Gloomy Schumi faces up to failed Ferrari return
The Mole welcomes back BBC Formula 1 pit-lane reporter Ted Kravitz to the blog as he reports from Switzerland on Michael Schumacher's aborted return to F1.
Had his injured neck allowed him, Michael Schumacher would have spent large parts of this week lapping the Mugello track in Tuscany in a two-year-old Ferrari.
Instead he was in the ballroom of a smart hotel near his home in Geneva, answering questions about one of the lowest points of his Formula 1 career. Alongside him were his long-time manager, Willi Weber, and his doctor of nine years, Johannes Peil.
Michael looked miserable. He started by saying how frustrated and sad he felt and how disappointed he was that he wasn't able to help Ferrari by standing in for the injured Felipe Massa. He then explained why.
It became clear Michael couldn't drive during last week's test in the 2007 Ferrari. He was suffering intense pain: a motorbike accident in Spain in February had left him with injuries including a broken rib and fractures to three vertebrae. They had all since healed.
But there was one remaining injury that had not healed, and it was the pain from that physical damage that made driving an F1 car impossible.

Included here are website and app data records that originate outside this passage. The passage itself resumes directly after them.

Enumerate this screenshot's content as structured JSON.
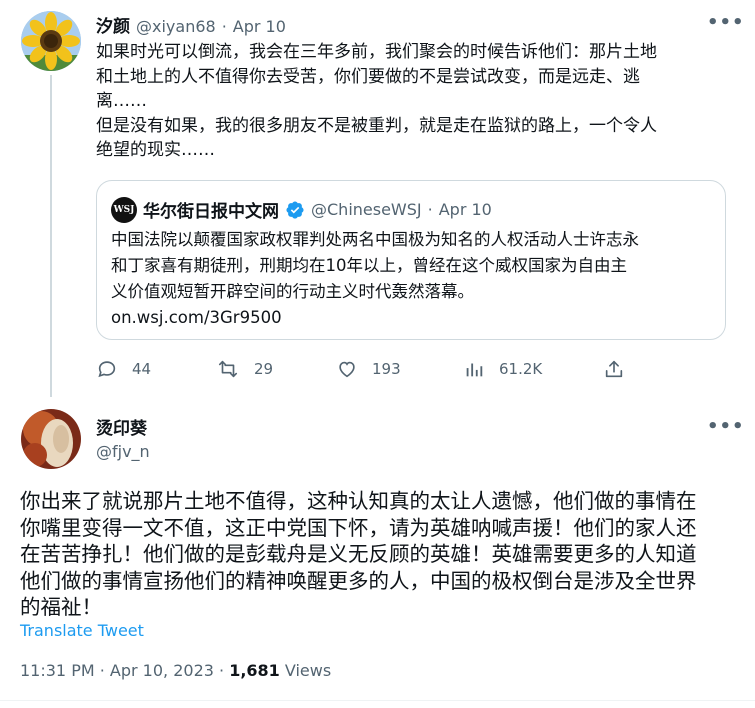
{
  "tweet": {
    "author_name": "汐颜",
    "author_handle": "@xiyan68",
    "separator": "·",
    "date": "Apr 10",
    "text_lines": [
      "如果时光可以倒流，我会在三年多前，我们聚会的时候告诉他们：那片土地",
      "和土地上的人不值得你去受苦，你们要做的不是尝试改变，而是远走、逃",
      "离……",
      "但是没有如果，我的很多朋友不是被重判，就是走在监狱的路上，一个令人",
      "绝望的现实……"
    ],
    "quote": {
      "logo_text": "WSJ",
      "author_name": "华尔街日报中文网",
      "author_handle": "@ChineseWSJ",
      "separator": "·",
      "date": "Apr 10",
      "text_lines": [
        "中国法院以颠覆国家政权罪判处两名中国极为知名的人权活动人士许志永",
        "和丁家喜有期徒刑，刑期均在10年以上，曾经在这个威权国家为自由主",
        "义价值观短暂开辟空间的行动主义时代轰然落幕。"
      ],
      "link": "on.wsj.com/3Gr9500"
    },
    "actions": {
      "replies": "44",
      "retweets": "29",
      "likes": "193",
      "views": "61.2K"
    }
  },
  "reply": {
    "author_name": "烫印葵",
    "author_handle": "@fjv_n",
    "text_lines": [
      "你出来了就说那片土地不值得，这种认知真的太让人遗憾，他们做的事情在",
      "你嘴里变得一文不值，这正中党国下怀，请为英雄呐喊声援！他们的家人还",
      "在苦苦挣扎！他们做的是彭载舟是义无反顾的英雄！英雄需要更多的人知道",
      "他们做的事情宣扬他们的精神唤醒更多的人，中国的极权倒台是涉及全世界",
      "的福祉！"
    ],
    "translate_label": "Translate Tweet",
    "timestamp": "11:31 PM · Apr 10, 2023 · ",
    "views_count": "1,681",
    "views_label": " Views"
  },
  "more_label": "•••",
  "colors": {
    "accent": "#1d9bf0",
    "muted": "#536471",
    "text": "#0f1419"
  }
}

It was a tear in the left hand side ligament or tendon that links the base of the skull to the C1 or atlas - the first vertebrae at the top of the neck. Dr Peil said this tissue around the occipital atlas played a highly important role in protecting the brain.

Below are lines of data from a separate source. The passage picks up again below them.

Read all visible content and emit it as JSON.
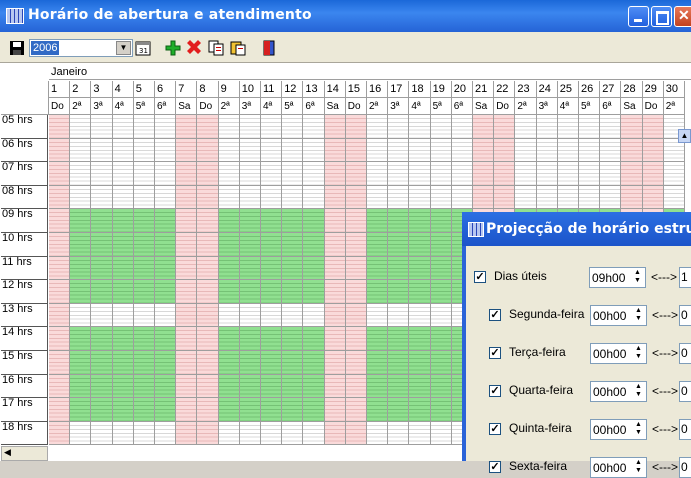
{
  "window": {
    "title": "Horário de abertura e atendimento"
  },
  "toolbar": {
    "year": "2006",
    "icons": [
      "save-icon",
      "calendar-icon",
      "add-icon",
      "delete-icon",
      "copy-icon",
      "paste-icon",
      "exit-icon"
    ]
  },
  "grid": {
    "month": "Janeiro",
    "days": [
      "1",
      "2",
      "3",
      "4",
      "5",
      "6",
      "7",
      "8",
      "9",
      "10",
      "11",
      "12",
      "13",
      "14",
      "15",
      "16",
      "17",
      "18",
      "19",
      "20",
      "21",
      "22",
      "23",
      "24",
      "25",
      "26",
      "27",
      "28",
      "29",
      "30"
    ],
    "weekdays": [
      "Do",
      "2ª",
      "3ª",
      "4ª",
      "5ª",
      "6ª",
      "Sa",
      "Do",
      "2ª",
      "3ª",
      "4ª",
      "5ª",
      "6ª",
      "Sa",
      "Do",
      "2ª",
      "3ª",
      "4ª",
      "5ª",
      "6ª",
      "Sa",
      "Do",
      "2ª",
      "3ª",
      "4ª",
      "5ª",
      "6ª",
      "Sa",
      "Do",
      "2ª"
    ],
    "hours": [
      "05 hrs",
      "06 hrs",
      "07 hrs",
      "08 hrs",
      "09 hrs",
      "10 hrs",
      "11 hrs",
      "12 hrs",
      "13 hrs",
      "14 hrs",
      "15 hrs",
      "16 hrs",
      "17 hrs",
      "18 hrs"
    ],
    "colors": {
      "weekend": "#fadada",
      "open": "#90e090",
      "line": "#9e9e9e"
    }
  },
  "dialog": {
    "title": "Projecção de horário estrutur",
    "rows": [
      {
        "label": "Dias úteis",
        "from": "09h00",
        "sep": "<--->",
        "to": "1",
        "checked": true
      },
      {
        "label": "Segunda-feira",
        "from": "00h00",
        "sep": "<--->",
        "to": "0",
        "checked": true
      },
      {
        "label": "Terça-feira",
        "from": "00h00",
        "sep": "<--->",
        "to": "0",
        "checked": true
      },
      {
        "label": "Quarta-feira",
        "from": "00h00",
        "sep": "<--->",
        "to": "0",
        "checked": true
      },
      {
        "label": "Quinta-feira",
        "from": "00h00",
        "sep": "<--->",
        "to": "0",
        "checked": true
      },
      {
        "label": "Sexta-feira",
        "from": "00h00",
        "sep": "<--->",
        "to": "0",
        "checked": true
      }
    ]
  }
}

That had not healed and that was giving Michael pain so strong he was not able to drive the car. Schumacher admitted that if he'd had only a small pain in the neck, he'd have treated it with painkillers and got on with driving.

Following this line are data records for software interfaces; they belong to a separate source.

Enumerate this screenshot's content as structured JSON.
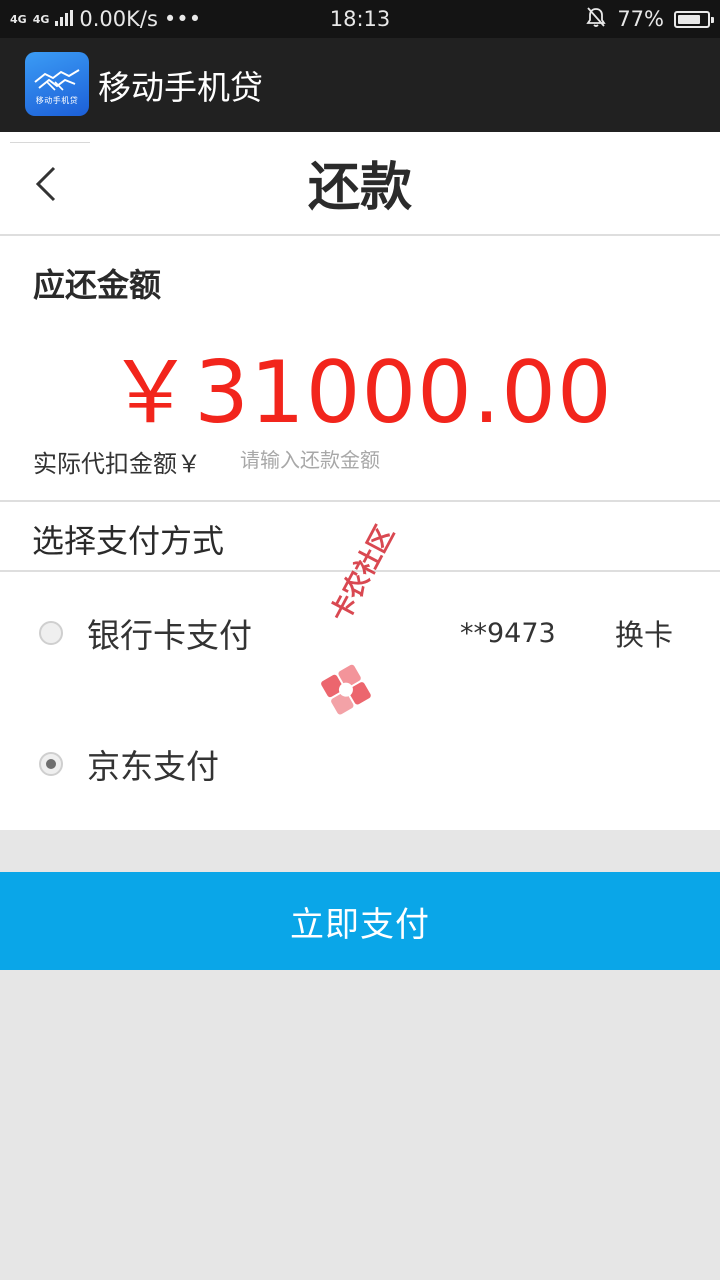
{
  "status_bar": {
    "network": "4G",
    "network2": "4G",
    "speed": "0.00K/s",
    "more": "•••",
    "time": "18:13",
    "battery": "77%",
    "battery_level": 0.77
  },
  "app_bar": {
    "title": "移动手机贷",
    "logo_text": "移动手机贷"
  },
  "page": {
    "title": "还款"
  },
  "amount": {
    "label": "应还金额",
    "value": "￥31000.00",
    "actual_label": "实际代扣金额￥",
    "actual_input_value": "",
    "actual_placeholder": "请输入还款金额"
  },
  "payment": {
    "header": "选择支付方式",
    "options": [
      {
        "label": "银行卡支付",
        "card_number": "**9473",
        "change_label": "换卡",
        "selected": false
      },
      {
        "label": "京东支付",
        "selected": true
      }
    ],
    "pay_button": "立即支付"
  },
  "watermark": {
    "text": "卡农社区"
  },
  "colors": {
    "accent": "#0aa6e8",
    "amount": "#f2251c",
    "app_bar": "#212121",
    "status_bar": "#141414"
  }
}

But Schumacher and Dr Peil also had concerns that any accident Michael may have had into the wall in Valencia, or into the tyre barriers at the high-speed circuits of Spa or Monza, could further damage this area of the skull, leading to long-term injury. Damage to this area can lead to paralysis.
Dr Peil said the tear could take another six months or another 12 months to heal, or might never completely heal.
Because he couldn't say when his neck would be okay, Schumacher refused to completely rule out making a return to F1, but it looks unlikely for the foreseeable future.
Michael was clearly very upset at having to cancel his comeback. He had originally planned to say "no" to Ferrari's request that he stand in for Felipe Massa, but Ferrari president Luca di Montezemolo had convinced him to give it a go.
Once Michael had decided to drive, he became totally focused on doing the best job he could. Friends remarked on how fast he clicked back into the racing-driver mindset. Schumacher was quick in the test in Mugello, just a few tenths of a second off his previous best times.
Apart from the neck problems, Schumacher's doctor confirmed that he was in top physical shape. An intensive workout regime had resulted in him losing 4kg in weight, and the arm, shoulder and leg muscles were up to the job. It could have been a highly successful comeback.
After an hour and a quarter, the press conference came to a close. Michael thanked everyone for coming at short notice, stood up, had one last look around the room, puckered his lips up into another sad face, and left by a side door.
Having had this carrot dangled in front of him and then snatched away has clearly hurt Schumacher deeply. But while this was a frustratingly unfulfilled episode in his motor racing career, one can't help feeling that it's not the end of it.